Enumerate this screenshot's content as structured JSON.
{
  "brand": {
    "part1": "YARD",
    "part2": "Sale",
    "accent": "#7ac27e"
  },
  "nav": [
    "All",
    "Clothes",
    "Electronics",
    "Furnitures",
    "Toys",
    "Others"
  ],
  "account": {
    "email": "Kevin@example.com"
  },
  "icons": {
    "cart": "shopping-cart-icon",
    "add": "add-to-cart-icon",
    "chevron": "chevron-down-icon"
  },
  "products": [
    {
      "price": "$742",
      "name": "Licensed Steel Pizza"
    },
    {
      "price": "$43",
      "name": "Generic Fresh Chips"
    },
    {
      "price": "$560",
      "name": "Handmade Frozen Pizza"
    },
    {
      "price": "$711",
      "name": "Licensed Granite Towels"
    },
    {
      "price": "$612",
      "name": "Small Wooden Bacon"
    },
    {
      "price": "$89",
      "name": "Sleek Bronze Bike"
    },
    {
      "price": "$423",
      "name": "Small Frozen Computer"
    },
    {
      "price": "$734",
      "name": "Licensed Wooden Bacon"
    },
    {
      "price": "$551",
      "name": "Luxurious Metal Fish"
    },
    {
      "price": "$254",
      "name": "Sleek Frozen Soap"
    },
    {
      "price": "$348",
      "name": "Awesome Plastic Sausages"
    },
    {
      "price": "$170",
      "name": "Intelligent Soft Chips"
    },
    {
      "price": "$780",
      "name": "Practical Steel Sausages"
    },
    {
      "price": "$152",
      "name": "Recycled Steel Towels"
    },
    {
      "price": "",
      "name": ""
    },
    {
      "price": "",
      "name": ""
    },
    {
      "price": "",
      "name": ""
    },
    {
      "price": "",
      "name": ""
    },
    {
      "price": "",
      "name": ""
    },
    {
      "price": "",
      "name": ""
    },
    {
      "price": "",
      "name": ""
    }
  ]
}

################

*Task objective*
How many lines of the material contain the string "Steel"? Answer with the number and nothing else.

*Answer to this task*
3